At least five Supreme Court justices understand what the Second Amendment says. The remaining four need a lesson in the meaning of liberty.

Earlier this week the high court ruled that handgun bans like the one in Chicago are unconstitutional. Writing for the majority, Justice Samuel Alito said that the right to bear arms "applies equally to the federal government and the states."

Writing for the minority, Justice John Paul Stevens offered this whimper: "(this decision) could prove far more destructive -- quite literally -- to our nation's communities and to our constitutional structure."

I'm sure Otis McDonald and at least two other men will beg to differ with Stevens about how private ownership of handguns will be "destructive to our nation's communities." McDonald is the elderly Chicago resident who filed the lawsuit against Chicago's handgun ban that ended up in the Supreme Court. (McDonald makes us Second Amendment enthusiasts proud to be Americans.)

The second man is the 80-year-old Chicago Korean War vet who recently defended his home with a handgun when he fatally shot a burglar. The third is an elderly man in Perry Hall, Md., who did the same thing earlier this year.

McDonald and the other two men realize something the John Paul Stevenses of the country just don't get: That having the liberty to defend your life and your home is a fundamental American right. It's a right that is not to be compromised, not to be discussed or debated, and sure as hell not subject to the tortured logic and whims of people like Stevens.

Just what were those elderly heroes in Chicago and Perry Hall supposed to do when they were confronted with armed burglars? Call Stevens?

The part of Stevens' lament about the decision being "destructive to our constitutional structure" left me baffled at first, but then I figured out exactly what he meant. Stevens has a problem with justices who read the Constitution and base their rulings on the document as it's actually written.

You see, Stevens is -- or, more accurately at this point, was -- one of those justices I call "penumbra raiders." These are the justices who like to root around in what they call the "penumbra" of the Constitution, yank out those rights of which they approve and then bestow them upon the great unwashed.

That would be the rest of us.
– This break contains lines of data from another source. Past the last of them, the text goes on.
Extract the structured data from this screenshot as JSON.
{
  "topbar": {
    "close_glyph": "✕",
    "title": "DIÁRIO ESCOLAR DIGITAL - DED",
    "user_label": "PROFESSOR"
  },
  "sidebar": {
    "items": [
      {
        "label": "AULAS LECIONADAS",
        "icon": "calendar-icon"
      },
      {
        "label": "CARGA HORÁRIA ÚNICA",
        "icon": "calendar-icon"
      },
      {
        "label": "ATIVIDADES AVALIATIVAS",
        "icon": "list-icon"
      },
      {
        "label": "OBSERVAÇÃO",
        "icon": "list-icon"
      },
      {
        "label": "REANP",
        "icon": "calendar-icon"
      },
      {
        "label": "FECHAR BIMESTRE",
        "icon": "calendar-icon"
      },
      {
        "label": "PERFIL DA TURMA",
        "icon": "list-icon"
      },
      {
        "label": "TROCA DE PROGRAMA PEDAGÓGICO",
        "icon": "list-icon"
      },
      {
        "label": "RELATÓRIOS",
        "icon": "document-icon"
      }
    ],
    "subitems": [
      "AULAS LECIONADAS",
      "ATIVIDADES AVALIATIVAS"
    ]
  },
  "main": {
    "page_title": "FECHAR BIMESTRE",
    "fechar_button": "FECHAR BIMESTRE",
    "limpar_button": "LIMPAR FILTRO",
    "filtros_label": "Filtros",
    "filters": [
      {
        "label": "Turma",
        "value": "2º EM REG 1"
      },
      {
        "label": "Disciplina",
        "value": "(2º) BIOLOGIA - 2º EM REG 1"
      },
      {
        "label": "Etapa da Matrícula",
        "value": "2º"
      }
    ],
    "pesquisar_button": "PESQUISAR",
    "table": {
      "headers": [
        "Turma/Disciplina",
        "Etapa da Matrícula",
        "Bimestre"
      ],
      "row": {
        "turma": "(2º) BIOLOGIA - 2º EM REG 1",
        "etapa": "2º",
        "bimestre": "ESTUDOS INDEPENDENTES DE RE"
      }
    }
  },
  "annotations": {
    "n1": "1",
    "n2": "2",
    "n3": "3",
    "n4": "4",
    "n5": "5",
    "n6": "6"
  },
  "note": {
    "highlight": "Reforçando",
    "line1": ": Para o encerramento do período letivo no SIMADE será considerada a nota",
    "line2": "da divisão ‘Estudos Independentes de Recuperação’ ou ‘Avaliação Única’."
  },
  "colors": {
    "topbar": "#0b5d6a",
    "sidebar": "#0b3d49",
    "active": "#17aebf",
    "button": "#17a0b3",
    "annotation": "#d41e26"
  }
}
Those rights -- like, say, for instance, the right to own a handgun to defend your home and person -- Stevens would just as well see remain rooted so deeply in the "penumbra" of the Constitution that they will be all but forgotten. This penumbra business got started in 1964.

Justice William O. Douglas was the culprit, writing the decision in Griswold v. Connecticut that struck down a law forbidding the sale of contraceptives to married couples.

In his majority opinion, Douglas wrote that the "specific guarantees in the Bill of Rights have penumbras, formed by emanations from those guarantees that help give them life and substance."

"Penumbra" Douglas' mischief led eventually to the ruling in Roe v. Wade, when the court struck down every abortion law in the country. Not an unborn child has been safe since.

Stevens is one of those justices who, over the years, voted to uphold Roe v. Wade. How he squares upholding a ruling that has led to the deaths of millions of unborn children and then has the gall to write about the "destructive" effect of the high court's decision earlier this week is beyond me. But I do know what to say to the departing Mr. Douglas:

Goodbye, good luck and good riddance.

Examiner Columnist Gregory Kane is a Pulitzer-nominated news and opinion journalist who has covered people and politics from Baltimore to the Sudan.